▶ _What is being asked_
Answer with a single number, the count of lines in the material below that contain the word "maximize".

▶ _Data for the task_
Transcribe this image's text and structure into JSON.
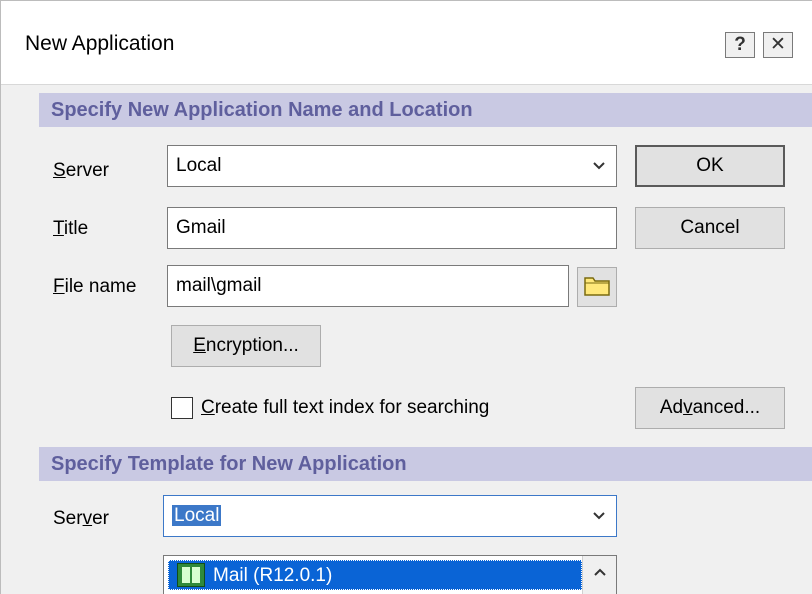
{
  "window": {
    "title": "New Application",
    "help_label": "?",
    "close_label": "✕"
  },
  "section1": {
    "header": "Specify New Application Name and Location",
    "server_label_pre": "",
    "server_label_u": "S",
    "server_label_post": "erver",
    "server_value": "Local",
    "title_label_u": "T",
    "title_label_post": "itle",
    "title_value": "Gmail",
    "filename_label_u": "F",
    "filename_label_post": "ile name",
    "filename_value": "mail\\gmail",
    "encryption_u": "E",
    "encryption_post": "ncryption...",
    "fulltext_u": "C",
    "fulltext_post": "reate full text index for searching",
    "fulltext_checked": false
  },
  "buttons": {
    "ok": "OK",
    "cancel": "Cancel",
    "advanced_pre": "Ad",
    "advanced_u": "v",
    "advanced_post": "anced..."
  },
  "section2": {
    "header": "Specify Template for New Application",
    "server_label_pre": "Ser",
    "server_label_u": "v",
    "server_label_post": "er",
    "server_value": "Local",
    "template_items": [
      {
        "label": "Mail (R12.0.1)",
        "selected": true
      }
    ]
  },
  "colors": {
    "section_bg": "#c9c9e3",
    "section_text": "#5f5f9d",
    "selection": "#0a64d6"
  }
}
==
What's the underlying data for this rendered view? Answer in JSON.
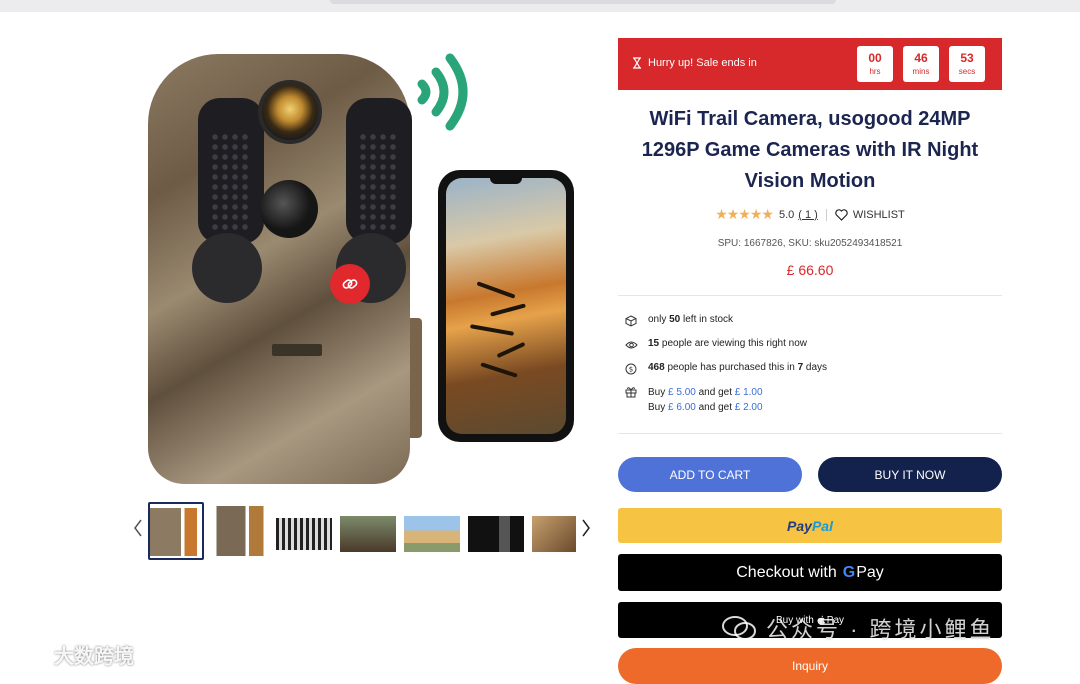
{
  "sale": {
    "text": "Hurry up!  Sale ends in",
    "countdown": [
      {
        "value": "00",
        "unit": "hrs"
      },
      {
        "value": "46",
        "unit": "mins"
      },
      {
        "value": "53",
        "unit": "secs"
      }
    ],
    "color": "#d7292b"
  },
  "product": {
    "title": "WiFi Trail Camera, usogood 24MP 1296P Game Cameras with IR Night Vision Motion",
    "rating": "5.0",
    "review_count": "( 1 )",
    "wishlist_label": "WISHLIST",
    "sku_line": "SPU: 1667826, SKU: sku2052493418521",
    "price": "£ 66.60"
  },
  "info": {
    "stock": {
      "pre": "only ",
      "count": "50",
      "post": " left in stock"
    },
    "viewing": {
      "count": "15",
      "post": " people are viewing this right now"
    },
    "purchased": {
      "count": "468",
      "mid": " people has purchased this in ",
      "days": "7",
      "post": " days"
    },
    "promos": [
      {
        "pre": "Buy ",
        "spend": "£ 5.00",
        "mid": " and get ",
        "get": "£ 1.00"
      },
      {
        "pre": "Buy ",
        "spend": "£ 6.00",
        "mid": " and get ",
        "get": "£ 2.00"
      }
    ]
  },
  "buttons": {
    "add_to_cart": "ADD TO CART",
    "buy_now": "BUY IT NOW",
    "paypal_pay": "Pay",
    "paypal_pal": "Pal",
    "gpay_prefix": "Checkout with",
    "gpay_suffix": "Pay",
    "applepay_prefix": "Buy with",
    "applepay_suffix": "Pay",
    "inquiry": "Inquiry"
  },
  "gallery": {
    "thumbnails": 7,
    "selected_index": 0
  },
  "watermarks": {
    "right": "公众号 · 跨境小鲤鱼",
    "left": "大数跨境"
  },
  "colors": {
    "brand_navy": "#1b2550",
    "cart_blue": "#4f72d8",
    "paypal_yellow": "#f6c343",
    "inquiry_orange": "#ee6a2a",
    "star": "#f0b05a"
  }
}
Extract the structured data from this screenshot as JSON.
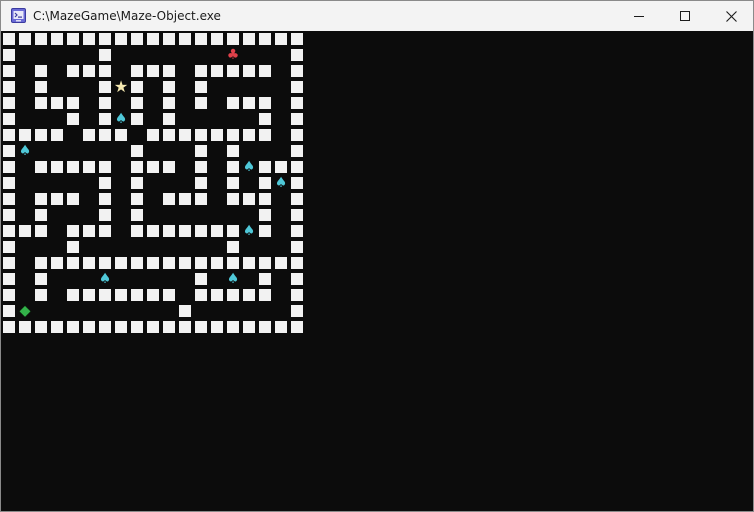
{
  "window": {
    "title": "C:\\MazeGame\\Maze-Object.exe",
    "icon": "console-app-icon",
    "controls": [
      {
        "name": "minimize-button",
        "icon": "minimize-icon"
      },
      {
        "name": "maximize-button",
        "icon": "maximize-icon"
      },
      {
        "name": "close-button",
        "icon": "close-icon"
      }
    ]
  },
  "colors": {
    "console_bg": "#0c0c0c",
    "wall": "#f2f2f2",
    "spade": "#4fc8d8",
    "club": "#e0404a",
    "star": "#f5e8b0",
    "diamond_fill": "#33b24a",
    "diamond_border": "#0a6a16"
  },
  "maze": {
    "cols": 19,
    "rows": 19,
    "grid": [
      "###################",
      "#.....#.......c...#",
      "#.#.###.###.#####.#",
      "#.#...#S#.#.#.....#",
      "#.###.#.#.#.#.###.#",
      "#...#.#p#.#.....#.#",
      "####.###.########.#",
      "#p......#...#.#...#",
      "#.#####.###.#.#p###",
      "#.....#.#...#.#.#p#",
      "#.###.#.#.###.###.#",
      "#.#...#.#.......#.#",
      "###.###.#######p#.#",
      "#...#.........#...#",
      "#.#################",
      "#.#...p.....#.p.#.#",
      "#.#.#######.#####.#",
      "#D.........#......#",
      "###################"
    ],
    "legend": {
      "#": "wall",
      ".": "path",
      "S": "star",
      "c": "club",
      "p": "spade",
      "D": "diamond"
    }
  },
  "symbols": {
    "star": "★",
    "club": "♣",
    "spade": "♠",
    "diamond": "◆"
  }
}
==
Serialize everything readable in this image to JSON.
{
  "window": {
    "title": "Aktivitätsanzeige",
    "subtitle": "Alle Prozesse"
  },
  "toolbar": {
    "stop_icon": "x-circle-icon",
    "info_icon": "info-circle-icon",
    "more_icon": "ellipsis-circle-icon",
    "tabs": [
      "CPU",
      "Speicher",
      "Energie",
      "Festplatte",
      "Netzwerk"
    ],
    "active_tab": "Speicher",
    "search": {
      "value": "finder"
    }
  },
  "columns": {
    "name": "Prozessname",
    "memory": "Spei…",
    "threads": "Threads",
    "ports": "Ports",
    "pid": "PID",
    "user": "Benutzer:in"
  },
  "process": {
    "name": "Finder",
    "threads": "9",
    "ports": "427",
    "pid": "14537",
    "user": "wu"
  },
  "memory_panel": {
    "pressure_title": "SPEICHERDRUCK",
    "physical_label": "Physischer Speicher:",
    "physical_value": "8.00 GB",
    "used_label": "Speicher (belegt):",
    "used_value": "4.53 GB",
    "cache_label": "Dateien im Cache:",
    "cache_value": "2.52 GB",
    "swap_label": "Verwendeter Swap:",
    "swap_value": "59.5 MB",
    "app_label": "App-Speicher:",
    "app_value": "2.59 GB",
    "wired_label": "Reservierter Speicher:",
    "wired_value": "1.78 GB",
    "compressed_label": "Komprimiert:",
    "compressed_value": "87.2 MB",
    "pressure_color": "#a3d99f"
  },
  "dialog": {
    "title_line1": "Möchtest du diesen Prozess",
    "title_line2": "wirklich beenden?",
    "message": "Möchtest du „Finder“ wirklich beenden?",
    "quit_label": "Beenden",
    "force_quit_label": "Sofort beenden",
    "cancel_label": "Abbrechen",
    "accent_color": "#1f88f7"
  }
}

▶ _Reply_
2